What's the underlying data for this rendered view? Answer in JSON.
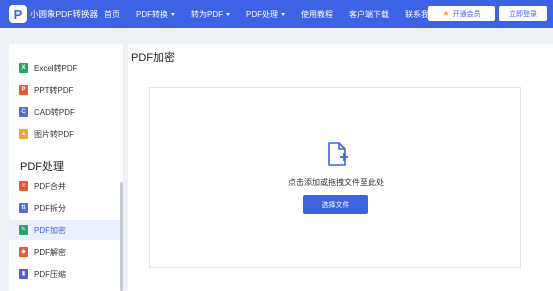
{
  "header": {
    "logo_letter": "P",
    "app_title": "小圆象PDF转换器",
    "nav": [
      {
        "label": "首页",
        "dropdown": false
      },
      {
        "label": "PDF转换",
        "dropdown": true
      },
      {
        "label": "转为PDF",
        "dropdown": true
      },
      {
        "label": "PDF处理",
        "dropdown": true
      },
      {
        "label": "使用教程",
        "dropdown": false
      },
      {
        "label": "客户端下载",
        "dropdown": false
      },
      {
        "label": "联系我们",
        "dropdown": false
      }
    ],
    "vip_label": "开通会员",
    "login_label": "立即登录"
  },
  "sidebar": {
    "convert_items": [
      {
        "label": "Excel转PDF",
        "icon": "excel-file-icon",
        "color": "#22a565",
        "glyph": "X"
      },
      {
        "label": "PPT转PDF",
        "icon": "ppt-file-icon",
        "color": "#e8582f",
        "glyph": "P"
      },
      {
        "label": "CAD转PDF",
        "icon": "cad-file-icon",
        "color": "#4f6be3",
        "glyph": "C"
      },
      {
        "label": "图片转PDF",
        "icon": "image-file-icon",
        "color": "#f0a32f",
        "glyph": "▲"
      }
    ],
    "section_title": "PDF处理",
    "process_items": [
      {
        "label": "PDF合并",
        "icon": "merge-icon",
        "color": "#e8582f",
        "glyph": "≡",
        "active": false
      },
      {
        "label": "PDF拆分",
        "icon": "split-icon",
        "color": "#4f6be3",
        "glyph": "⇅",
        "active": false
      },
      {
        "label": "PDF加密",
        "icon": "encrypt-icon",
        "color": "#22a565",
        "glyph": "✎",
        "active": true
      },
      {
        "label": "PDF解密",
        "icon": "decrypt-icon",
        "color": "#e8582f",
        "glyph": "◆",
        "active": false
      },
      {
        "label": "PDF压缩",
        "icon": "compress-icon",
        "color": "#5b59d6",
        "glyph": "▮",
        "active": false
      }
    ]
  },
  "main": {
    "title": "PDF加密",
    "drop_text": "点击添加或拖拽文件至此处",
    "select_button": "选择文件"
  },
  "colors": {
    "accent": "#3c63e6",
    "active_bg": "#eaf0ff"
  }
}
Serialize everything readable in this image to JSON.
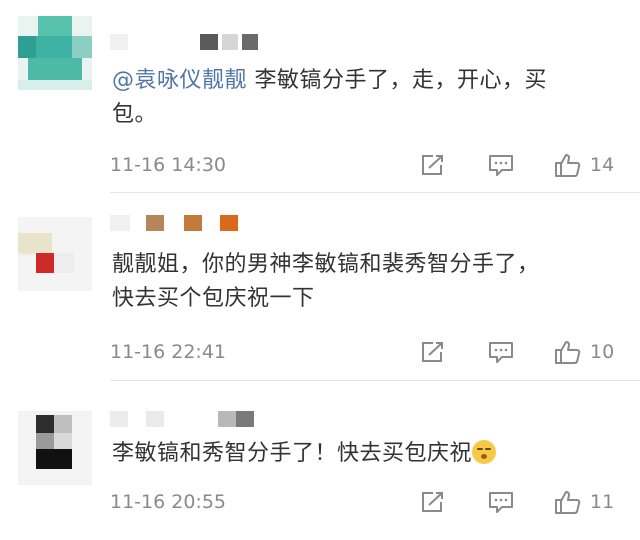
{
  "comments": [
    {
      "mention": "@袁咏仪靓靓",
      "text_line1": " 李敏镐分手了，走，开心，买",
      "text_line2": "包。",
      "time": "11-16 14:30",
      "likes": "14"
    },
    {
      "text_line1": "靓靓姐，你的男神李敏镐和裴秀智分手了，",
      "text_line2": "快去买个包庆祝一下",
      "time": "11-16 22:41",
      "likes": "10"
    },
    {
      "text_line1": "李敏镐和秀智分手了！快去买包庆祝",
      "emoji": "smirk-emoji",
      "time": "11-16 20:55",
      "likes": "11"
    }
  ],
  "icons": {
    "share": "share-icon",
    "reply": "comment-icon",
    "like": "thumbs-up-icon"
  },
  "colors": {
    "mention": "#4f77a8",
    "text": "#333333",
    "meta": "#8a8a8a"
  }
}
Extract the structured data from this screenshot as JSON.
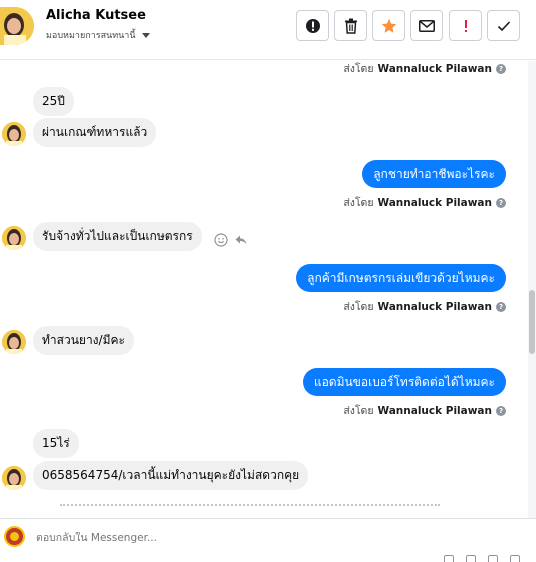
{
  "header": {
    "name": "Alicha Kutsee",
    "assign_label": "มอบหมายการสนทนานี้",
    "toolbar": {
      "spam_icon": "alert-circle-icon",
      "delete_icon": "trash-icon",
      "star_icon": "star-icon",
      "unread_icon": "mail-icon",
      "priority_icon": "exclamation-icon",
      "done_icon": "check-icon"
    }
  },
  "colors": {
    "outgoing_bubble": "#0a7cff",
    "incoming_bubble": "#f0f0f0",
    "star": "#f7923a",
    "priority": "#e41e3f"
  },
  "messages": [
    {
      "dir": "meta",
      "sent_prefix": "ส่งโดย",
      "sender": "Wannaluck Pilawan"
    },
    {
      "dir": "in",
      "text": "25ปี"
    },
    {
      "dir": "in",
      "text": "ผ่านเกณฑ์ทหารแล้ว"
    },
    {
      "dir": "out",
      "text": "ลูกชายทำอาชีพอะไรคะ"
    },
    {
      "dir": "meta",
      "sent_prefix": "ส่งโดย",
      "sender": "Wannaluck Pilawan"
    },
    {
      "dir": "in",
      "text": "รับจ้างทั่วไปและเป็นเกษตรกร"
    },
    {
      "dir": "out",
      "text": "ลูกค้ามีเกษตรกรเล่มเขียวด้วยไหมคะ"
    },
    {
      "dir": "meta",
      "sent_prefix": "ส่งโดย",
      "sender": "Wannaluck Pilawan"
    },
    {
      "dir": "in",
      "text": "ทำสวนยาง/มีคะ"
    },
    {
      "dir": "out",
      "text": "แอดมินขอเบอร์โทรติดต่อได้ไหมคะ"
    },
    {
      "dir": "meta",
      "sent_prefix": "ส่งโดย",
      "sender": "Wannaluck Pilawan"
    },
    {
      "dir": "in",
      "text": "15ไร่"
    },
    {
      "dir": "in",
      "text": "0658564754/เวลานี้แม่ทำงานยุคะยังไม่สดวกคุย"
    }
  ],
  "composer": {
    "placeholder": "ตอบกลับใน Messenger..."
  }
}
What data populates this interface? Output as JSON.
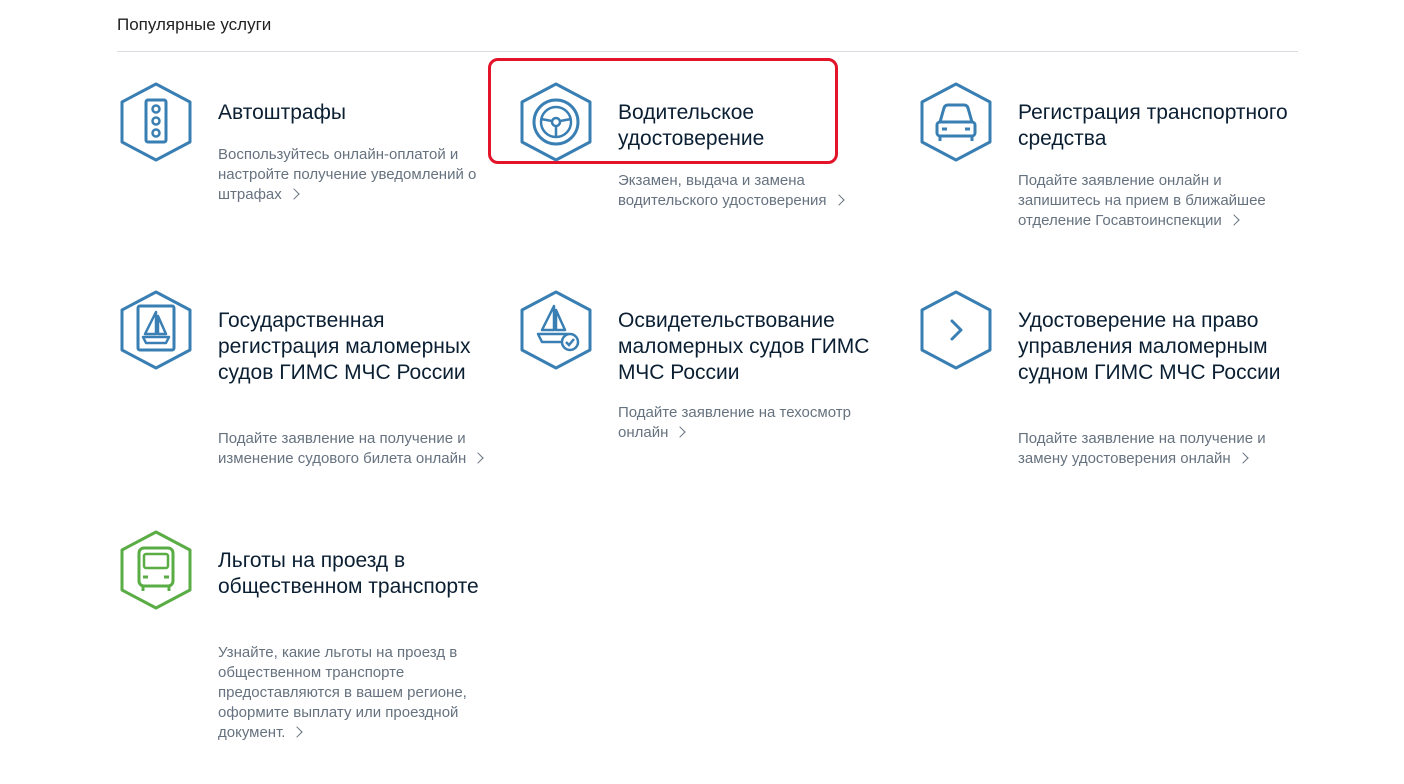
{
  "section": {
    "title": "Популярные услуги"
  },
  "colors": {
    "icon_blue": "#3a7fb3",
    "icon_green": "#5aac45",
    "highlight": "#e3132a"
  },
  "services": [
    {
      "title": "Автоштрафы",
      "desc": "Воспользуйтесь онлайн-оплатой и настройте получение уведомлений о штрафах",
      "icon": "traffic-light-icon"
    },
    {
      "title": "Водительское удостоверение",
      "desc": "Экзамен, выдача и замена водительского удостоверения",
      "icon": "steering-wheel-icon"
    },
    {
      "title": "Регистрация транспортного средства",
      "desc": "Подайте заявление онлайн и запишитесь на прием в ближайшее отделение Госавтоинспекции",
      "icon": "car-icon"
    },
    {
      "title": "Государственная регистрация маломерных судов ГИМС МЧС России",
      "desc": "Подайте заявление на получение и изменение судового билета онлайн",
      "icon": "boat-document-icon"
    },
    {
      "title": "Освидетельствование маломерных судов ГИМС МЧС России",
      "desc": "Подайте заявление на техосмотр онлайн",
      "icon": "boat-check-icon"
    },
    {
      "title": "Удостоверение на право управления маломерным судном ГИМС МЧС России",
      "desc": "Подайте заявление на получение и замену удостоверения онлайн",
      "icon": "chevron-right-icon"
    },
    {
      "title": "Льготы на проезд в общественном транспорте",
      "desc": "Узнайте, какие льготы на проезд в общественном транспорте предоставляются в вашем регионе, оформите выплату или проездной документ.",
      "icon": "bus-icon"
    }
  ]
}
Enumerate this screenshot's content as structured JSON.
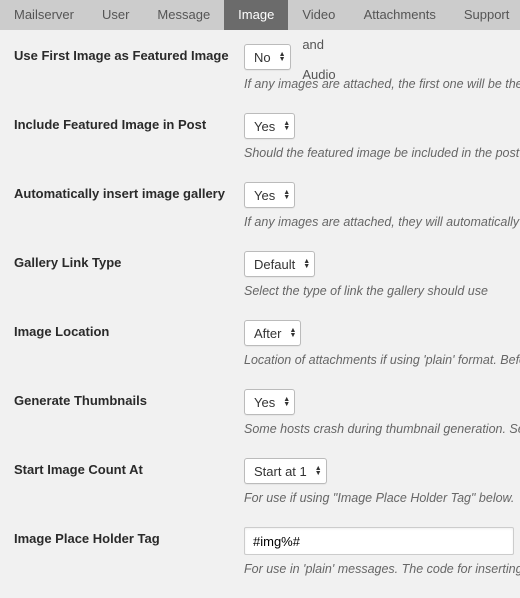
{
  "tabs": {
    "mailserver": "Mailserver",
    "user": "User",
    "message": "Message",
    "image": "Image",
    "video_audio": "Video and Audio",
    "attachments": "Attachments",
    "support": "Support"
  },
  "rows": {
    "first_image": {
      "label": "Use First Image as Featured Image",
      "value": "No",
      "desc": "If any images are attached, the first one will be the featured image for the post"
    },
    "include_featured": {
      "label": "Include Featured Image in Post",
      "value": "Yes",
      "desc": "Should the featured image be included in the post"
    },
    "auto_gallery": {
      "label": "Automatically insert image gallery",
      "value": "Yes",
      "desc": "If any images are attached, they will automatically be inserted as a gallery"
    },
    "gallery_link": {
      "label": "Gallery Link Type",
      "value": "Default",
      "desc": "Select the type of link the gallery should use"
    },
    "image_location": {
      "label": "Image Location",
      "value": "After",
      "desc": "Location of attachments if using 'plain' format. Before or After content."
    },
    "gen_thumbs": {
      "label": "Generate Thumbnails",
      "value": "Yes",
      "desc": "Some hosts crash during thumbnail generation. Set this to no if you have problems."
    },
    "start_count": {
      "label": "Start Image Count At",
      "value": "Start at 1",
      "desc": "For use if using \"Image Place Holder Tag\" below."
    },
    "placeholder_tag": {
      "label": "Image Place Holder Tag",
      "value": "#img%#",
      "desc": "For use in 'plain' messages. The code for inserting an image. The % will be replaced with the image number. Use %1 for the first image to show. See also \"Start Image Count At\""
    }
  }
}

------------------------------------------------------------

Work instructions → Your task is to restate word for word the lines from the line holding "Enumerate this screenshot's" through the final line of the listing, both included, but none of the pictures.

Exercise output →
Enumerate this screenshot's content as structured JSON.
{
  "tabs": {
    "mailserver": "Mailserver",
    "user": "User",
    "message": "Message",
    "image": "Image",
    "video_audio": "Video and Audio",
    "attachments": "Attachments",
    "support": "Support"
  },
  "rows": {
    "first_image": {
      "label": "Use First Image as Featured Image",
      "value": "No",
      "desc": "If any images are attached, the first one will be the featured image for the post"
    },
    "include_featured": {
      "label": "Include Featured Image in Post",
      "value": "Yes",
      "desc": "Should the featured image be included in the post"
    },
    "auto_gallery": {
      "label": "Automatically insert image gallery",
      "value": "Yes",
      "desc": "If any images are attached, they will automatically be inserted as a gallery"
    },
    "gallery_link": {
      "label": "Gallery Link Type",
      "value": "Default",
      "desc": "Select the type of link the gallery should use"
    },
    "image_location": {
      "label": "Image Location",
      "value": "After",
      "desc": "Location of attachments if using 'plain' format. Before or After content."
    },
    "gen_thumbs": {
      "label": "Generate Thumbnails",
      "value": "Yes",
      "desc": "Some hosts crash during thumbnail generation. Set this to no if you have problems."
    },
    "start_count": {
      "label": "Start Image Count At",
      "value": "Start at 1",
      "desc": "For use if using \"Image Place Holder Tag\" below."
    },
    "placeholder_tag": {
      "label": "Image Place Holder Tag",
      "value": "#img%#",
      "desc": "For use in 'plain' messages. The code for inserting an image. The % will be replaced with the image number. Use %1 for the first image to show. See also \"Start Image Count At\""
    }
  }
}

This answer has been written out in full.